**What this task involves:** Write the data out again exactly, with no pictures.

**Raw data:**

+---+

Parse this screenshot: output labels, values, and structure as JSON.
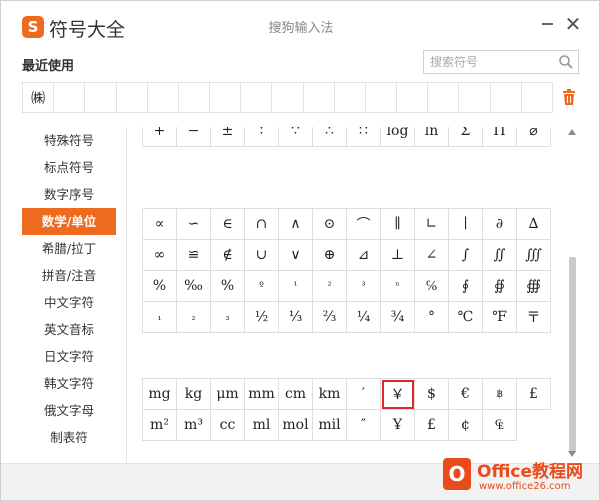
{
  "header": {
    "logo_glyph": "S",
    "title": "符号大全",
    "ime_name": "搜狗输入法",
    "close_glyph": "✕"
  },
  "recent": {
    "label": "最近使用",
    "items": [
      "㈱",
      "",
      "",
      "",
      "",
      "",
      "",
      "",
      "",
      "",
      "",
      "",
      "",
      "",
      "",
      "",
      ""
    ]
  },
  "search": {
    "placeholder": "搜索符号"
  },
  "sidebar": {
    "items": [
      {
        "label": "特殊符号",
        "active": false
      },
      {
        "label": "标点符号",
        "active": false
      },
      {
        "label": "数字序号",
        "active": false
      },
      {
        "label": "数学/单位",
        "active": true
      },
      {
        "label": "希腊/拉丁",
        "active": false
      },
      {
        "label": "拼音/注音",
        "active": false
      },
      {
        "label": "中文字符",
        "active": false
      },
      {
        "label": "英文音标",
        "active": false
      },
      {
        "label": "日文字符",
        "active": false
      },
      {
        "label": "韩文字符",
        "active": false
      },
      {
        "label": "俄文字母",
        "active": false
      },
      {
        "label": "制表符",
        "active": false
      }
    ]
  },
  "math_grid": {
    "row1": [
      "+",
      "−",
      "±",
      "∶",
      "∵",
      "∴",
      "∷",
      "log",
      "ln",
      "Σ",
      "Π",
      "⌀"
    ],
    "rows": [
      [
        "∝",
        "∽",
        "∈",
        "∩",
        "∧",
        "⊙",
        "⌒",
        "∥",
        "∟",
        "∣",
        "∂",
        "∆"
      ],
      [
        "∞",
        "≌",
        "∉",
        "∪",
        "∨",
        "⊕",
        "⊿",
        "⊥",
        "∠",
        "∫",
        "∬",
        "∭"
      ],
      [
        "%",
        "‰",
        "%",
        "º",
        "¹",
        "²",
        "³",
        "ⁿ",
        "℅",
        "∮",
        "∯",
        "∰"
      ],
      [
        "₁",
        "₂",
        "₃",
        "½",
        "⅓",
        "⅔",
        "¼",
        "¾",
        "°",
        "℃",
        "℉",
        "〒"
      ]
    ]
  },
  "unit_grid": {
    "rows": [
      [
        "mg",
        "kg",
        "μm",
        "mm",
        "cm",
        "km",
        "′",
        "￥",
        "$",
        "€",
        "฿",
        "£"
      ],
      [
        "m²",
        "m³",
        "cc",
        "ml",
        "mol",
        "mil",
        "″",
        "Ұ",
        "£",
        "¢",
        "₠",
        ""
      ]
    ],
    "selected_symbol": "￥"
  },
  "watermark": {
    "icon": "O",
    "brand": "Office教程网",
    "url": "www.office26.com"
  },
  "colors": {
    "accent": "#ee6a1e",
    "selection": "#e3262b"
  }
}
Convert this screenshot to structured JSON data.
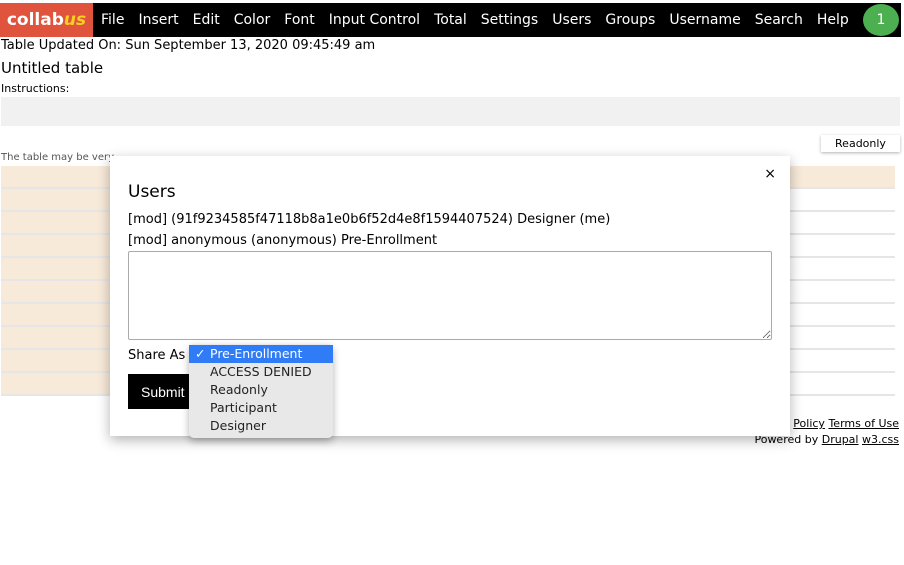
{
  "nav": {
    "logo": "collab",
    "logo_accent": "us",
    "items": [
      "File",
      "Insert",
      "Edit",
      "Color",
      "Font",
      "Input Control",
      "Total",
      "Settings",
      "Users",
      "Groups",
      "Username",
      "Search",
      "Help"
    ],
    "badge": "1"
  },
  "page": {
    "updated": "Table Updated On: Sun September 13, 2020 09:45:49 am",
    "title": "Untitled table",
    "instructions_label": "Instructions:",
    "mode_button": "Readonly",
    "warning": "The table may be very"
  },
  "footer": {
    "policy": "Policy",
    "terms": "Terms of Use",
    "powered": "Powered by",
    "drupal": "Drupal",
    "w3": "w3.css"
  },
  "modal": {
    "title": "Users",
    "close": "×",
    "users": [
      "[mod] (91f9234585f47118b8a1e0b6f52d4e8f1594407524) Designer (me)",
      "[mod] anonymous (anonymous) Pre-Enrollment"
    ],
    "textarea_value": "",
    "share_label": "Share As",
    "submit": "Submit"
  },
  "dropdown": {
    "selected": "Pre-Enrollment",
    "check": "✓",
    "options": [
      "Pre-Enrollment",
      "ACCESS DENIED",
      "Readonly",
      "Participant",
      "Designer"
    ]
  },
  "colors": {
    "logo_bg": "#e0533d",
    "badge": "#4caf50",
    "row_highlight": "#f8ead9",
    "selected_option": "#2f7cf6"
  }
}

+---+

**The completed task:**
Parse this screenshot: output labels, values, and structure as JSON.
{
  "header": {
    "logo_glyph": "S",
    "title": "符号大全",
    "ime_name": "搜狗输入法",
    "close_glyph": "✕"
  },
  "recent": {
    "label": "最近使用",
    "items": [
      "㈱",
      "",
      "",
      "",
      "",
      "",
      "",
      "",
      "",
      "",
      "",
      "",
      "",
      "",
      "",
      "",
      ""
    ]
  },
  "search": {
    "placeholder": "搜索符号"
  },
  "sidebar": {
    "items": [
      {
        "label": "特殊符号",
        "active": false
      },
      {
        "label": "标点符号",
        "active": false
      },
      {
        "label": "数字序号",
        "active": false
      },
      {
        "label": "数学/单位",
        "active": true
      },
      {
        "label": "希腊/拉丁",
        "active": false
      },
      {
        "label": "拼音/注音",
        "active": false
      },
      {
        "label": "中文字符",
        "active": false
      },
      {
        "label": "英文音标",
        "active": false
      },
      {
        "label": "日文字符",
        "active": false
      },
      {
        "label": "韩文字符",
        "active": false
      },
      {
        "label": "俄文字母",
        "active": false
      },
      {
        "label": "制表符",
        "active": false
      }
    ]
  },
  "math_grid": {
    "row1": [
      "+",
      "−",
      "±",
      "∶",
      "∵",
      "∴",
      "∷",
      "log",
      "ln",
      "Σ",
      "Π",
      "⌀"
    ],
    "rows": [
      [
        "∝",
        "∽",
        "∈",
        "∩",
        "∧",
        "⊙",
        "⌒",
        "∥",
        "∟",
        "∣",
        "∂",
        "∆"
      ],
      [
        "∞",
        "≌",
        "∉",
        "∪",
        "∨",
        "⊕",
        "⊿",
        "⊥",
        "∠",
        "∫",
        "∬",
        "∭"
      ],
      [
        "%",
        "‰",
        "%",
        "º",
        "¹",
        "²",
        "³",
        "ⁿ",
        "℅",
        "∮",
        "∯",
        "∰"
      ],
      [
        "₁",
        "₂",
        "₃",
        "½",
        "⅓",
        "⅔",
        "¼",
        "¾",
        "°",
        "℃",
        "℉",
        "〒"
      ]
    ]
  },
  "unit_grid": {
    "rows": [
      [
        "mg",
        "kg",
        "μm",
        "mm",
        "cm",
        "km",
        "′",
        "￥",
        "$",
        "€",
        "฿",
        "£"
      ],
      [
        "m²",
        "m³",
        "cc",
        "ml",
        "mol",
        "mil",
        "″",
        "Ұ",
        "£",
        "¢",
        "₠",
        ""
      ]
    ],
    "selected_symbol": "￥"
  },
  "watermark": {
    "icon": "O",
    "brand": "Office教程网",
    "url": "www.office26.com"
  },
  "colors": {
    "accent": "#ee6a1e",
    "selection": "#e3262b"
  }
}
Convert this screenshot to structured JSON data.
{
  "nav": {
    "logo": "collab",
    "logo_accent": "us",
    "items": [
      "File",
      "Insert",
      "Edit",
      "Color",
      "Font",
      "Input Control",
      "Total",
      "Settings",
      "Users",
      "Groups",
      "Username",
      "Search",
      "Help"
    ],
    "badge": "1"
  },
  "page": {
    "updated": "Table Updated On: Sun September 13, 2020 09:45:49 am",
    "title": "Untitled table",
    "instructions_label": "Instructions:",
    "mode_button": "Readonly",
    "warning": "The table may be very"
  },
  "footer": {
    "policy": "Policy",
    "terms": "Terms of Use",
    "powered": "Powered by",
    "drupal": "Drupal",
    "w3": "w3.css"
  },
  "modal": {
    "title": "Users",
    "close": "×",
    "users": [
      "[mod] (91f9234585f47118b8a1e0b6f52d4e8f1594407524) Designer (me)",
      "[mod] anonymous (anonymous) Pre-Enrollment"
    ],
    "textarea_value": "",
    "share_label": "Share As",
    "submit": "Submit"
  },
  "dropdown": {
    "selected": "Pre-Enrollment",
    "check": "✓",
    "options": [
      "Pre-Enrollment",
      "ACCESS DENIED",
      "Readonly",
      "Participant",
      "Designer"
    ]
  },
  "colors": {
    "logo_bg": "#e0533d",
    "badge": "#4caf50",
    "row_highlight": "#f8ead9",
    "selected_option": "#2f7cf6"
  }
}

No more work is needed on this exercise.